(Dataset rows describing interfaces)
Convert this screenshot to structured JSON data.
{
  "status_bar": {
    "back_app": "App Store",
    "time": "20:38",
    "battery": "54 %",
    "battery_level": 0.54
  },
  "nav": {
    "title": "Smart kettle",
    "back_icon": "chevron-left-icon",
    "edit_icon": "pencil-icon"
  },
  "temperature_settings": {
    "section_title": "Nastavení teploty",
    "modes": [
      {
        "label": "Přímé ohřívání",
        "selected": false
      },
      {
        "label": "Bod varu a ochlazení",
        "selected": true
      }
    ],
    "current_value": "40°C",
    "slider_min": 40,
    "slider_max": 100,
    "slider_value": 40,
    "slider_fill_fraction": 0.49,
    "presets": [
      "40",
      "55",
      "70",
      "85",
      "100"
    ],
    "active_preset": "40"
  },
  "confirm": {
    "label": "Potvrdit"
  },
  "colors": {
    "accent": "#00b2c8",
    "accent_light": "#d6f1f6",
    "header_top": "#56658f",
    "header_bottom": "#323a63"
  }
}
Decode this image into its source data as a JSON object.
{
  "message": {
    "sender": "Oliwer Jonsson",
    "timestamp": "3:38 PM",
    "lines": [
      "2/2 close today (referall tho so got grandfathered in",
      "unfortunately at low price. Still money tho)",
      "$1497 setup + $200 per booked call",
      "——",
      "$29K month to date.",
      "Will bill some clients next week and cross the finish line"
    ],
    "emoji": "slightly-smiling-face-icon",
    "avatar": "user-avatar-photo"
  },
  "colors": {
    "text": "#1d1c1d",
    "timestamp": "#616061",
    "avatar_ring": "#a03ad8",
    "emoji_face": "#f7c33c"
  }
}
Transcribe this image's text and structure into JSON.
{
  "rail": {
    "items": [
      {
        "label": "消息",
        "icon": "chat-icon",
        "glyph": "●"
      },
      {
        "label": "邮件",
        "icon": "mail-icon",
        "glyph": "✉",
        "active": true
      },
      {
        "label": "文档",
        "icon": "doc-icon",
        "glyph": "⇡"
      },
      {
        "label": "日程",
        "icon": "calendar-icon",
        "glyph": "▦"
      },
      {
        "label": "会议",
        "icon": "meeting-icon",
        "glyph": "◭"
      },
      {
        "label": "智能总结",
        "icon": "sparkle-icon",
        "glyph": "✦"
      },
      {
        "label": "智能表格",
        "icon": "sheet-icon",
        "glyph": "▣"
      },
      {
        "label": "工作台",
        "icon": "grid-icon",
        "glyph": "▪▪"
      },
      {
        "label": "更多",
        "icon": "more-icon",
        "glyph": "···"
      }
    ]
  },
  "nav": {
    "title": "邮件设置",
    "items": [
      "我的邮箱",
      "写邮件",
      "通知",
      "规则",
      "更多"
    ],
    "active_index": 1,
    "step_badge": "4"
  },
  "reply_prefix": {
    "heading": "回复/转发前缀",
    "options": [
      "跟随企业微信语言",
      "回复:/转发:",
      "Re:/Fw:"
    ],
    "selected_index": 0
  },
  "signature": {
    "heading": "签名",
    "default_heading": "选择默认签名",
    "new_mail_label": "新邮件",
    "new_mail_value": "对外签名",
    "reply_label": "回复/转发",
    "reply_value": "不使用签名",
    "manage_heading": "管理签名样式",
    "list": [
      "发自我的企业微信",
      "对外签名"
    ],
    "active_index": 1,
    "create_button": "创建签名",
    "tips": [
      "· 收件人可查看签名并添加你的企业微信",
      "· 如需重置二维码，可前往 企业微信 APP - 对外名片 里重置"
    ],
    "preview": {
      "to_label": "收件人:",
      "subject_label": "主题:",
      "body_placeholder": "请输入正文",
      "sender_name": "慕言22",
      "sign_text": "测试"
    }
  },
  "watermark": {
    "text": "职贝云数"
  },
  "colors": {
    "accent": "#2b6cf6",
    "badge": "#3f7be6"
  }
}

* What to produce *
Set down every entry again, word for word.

* The completed task *
Convert this screenshot to structured JSON data.
{
  "status_bar": {
    "back_app": "App Store",
    "time": "20:38",
    "battery": "54 %",
    "battery_level": 0.54
  },
  "nav": {
    "title": "Smart kettle",
    "back_icon": "chevron-left-icon",
    "edit_icon": "pencil-icon"
  },
  "temperature_settings": {
    "section_title": "Nastavení teploty",
    "modes": [
      {
        "label": "Přímé ohřívání",
        "selected": false
      },
      {
        "label": "Bod varu a ochlazení",
        "selected": true
      }
    ],
    "current_value": "40°C",
    "slider_min": 40,
    "slider_max": 100,
    "slider_value": 40,
    "slider_fill_fraction": 0.49,
    "presets": [
      "40",
      "55",
      "70",
      "85",
      "100"
    ],
    "active_preset": "40"
  },
  "confirm": {
    "label": "Potvrdit"
  },
  "colors": {
    "accent": "#00b2c8",
    "accent_light": "#d6f1f6",
    "header_top": "#56658f",
    "header_bottom": "#323a63"
  }
}
Decode this image into its source data as a JSON object.
{
  "message": {
    "sender": "Oliwer Jonsson",
    "timestamp": "3:38 PM",
    "lines": [
      "2/2 close today (referall tho so got grandfathered in",
      "unfortunately at low price. Still money tho)",
      "$1497 setup + $200 per booked call",
      "——",
      "$29K month to date.",
      "Will bill some clients next week and cross the finish line"
    ],
    "emoji": "slightly-smiling-face-icon",
    "avatar": "user-avatar-photo"
  },
  "colors": {
    "text": "#1d1c1d",
    "timestamp": "#616061",
    "avatar_ring": "#a03ad8",
    "emoji_face": "#f7c33c"
  }
}
Transcribe this image's text and structure into JSON.
{
  "rail": {
    "items": [
      {
        "label": "消息",
        "icon": "chat-icon",
        "glyph": "●"
      },
      {
        "label": "邮件",
        "icon": "mail-icon",
        "glyph": "✉",
        "active": true
      },
      {
        "label": "文档",
        "icon": "doc-icon",
        "glyph": "⇡"
      },
      {
        "label": "日程",
        "icon": "calendar-icon",
        "glyph": "▦"
      },
      {
        "label": "会议",
        "icon": "meeting-icon",
        "glyph": "◭"
      },
      {
        "label": "智能总结",
        "icon": "sparkle-icon",
        "glyph": "✦"
      },
      {
        "label": "智能表格",
        "icon": "sheet-icon",
        "glyph": "▣"
      },
      {
        "label": "工作台",
        "icon": "grid-icon",
        "glyph": "▪▪"
      },
      {
        "label": "更多",
        "icon": "more-icon",
        "glyph": "···"
      }
    ]
  },
  "nav": {
    "title": "邮件设置",
    "items": [
      "我的邮箱",
      "写邮件",
      "通知",
      "规则",
      "更多"
    ],
    "active_index": 1,
    "step_badge": "4"
  },
  "reply_prefix": {
    "heading": "回复/转发前缀",
    "options": [
      "跟随企业微信语言",
      "回复:/转发:",
      "Re:/Fw:"
    ],
    "selected_index": 0
  },
  "signature": {
    "heading": "签名",
    "default_heading": "选择默认签名",
    "new_mail_label": "新邮件",
    "new_mail_value": "对外签名",
    "reply_label": "回复/转发",
    "reply_value": "不使用签名",
    "manage_heading": "管理签名样式",
    "list": [
      "发自我的企业微信",
      "对外签名"
    ],
    "active_index": 1,
    "create_button": "创建签名",
    "tips": [
      "· 收件人可查看签名并添加你的企业微信",
      "· 如需重置二维码，可前往 企业微信 APP - 对外名片 里重置"
    ],
    "preview": {
      "to_label": "收件人:",
      "subject_label": "主题:",
      "body_placeholder": "请输入正文",
      "sender_name": "慕言22",
      "sign_text": "测试"
    }
  },
  "watermark": {
    "text": "职贝云数"
  },
  "colors": {
    "accent": "#2b6cf6",
    "badge": "#3f7be6"
  }
}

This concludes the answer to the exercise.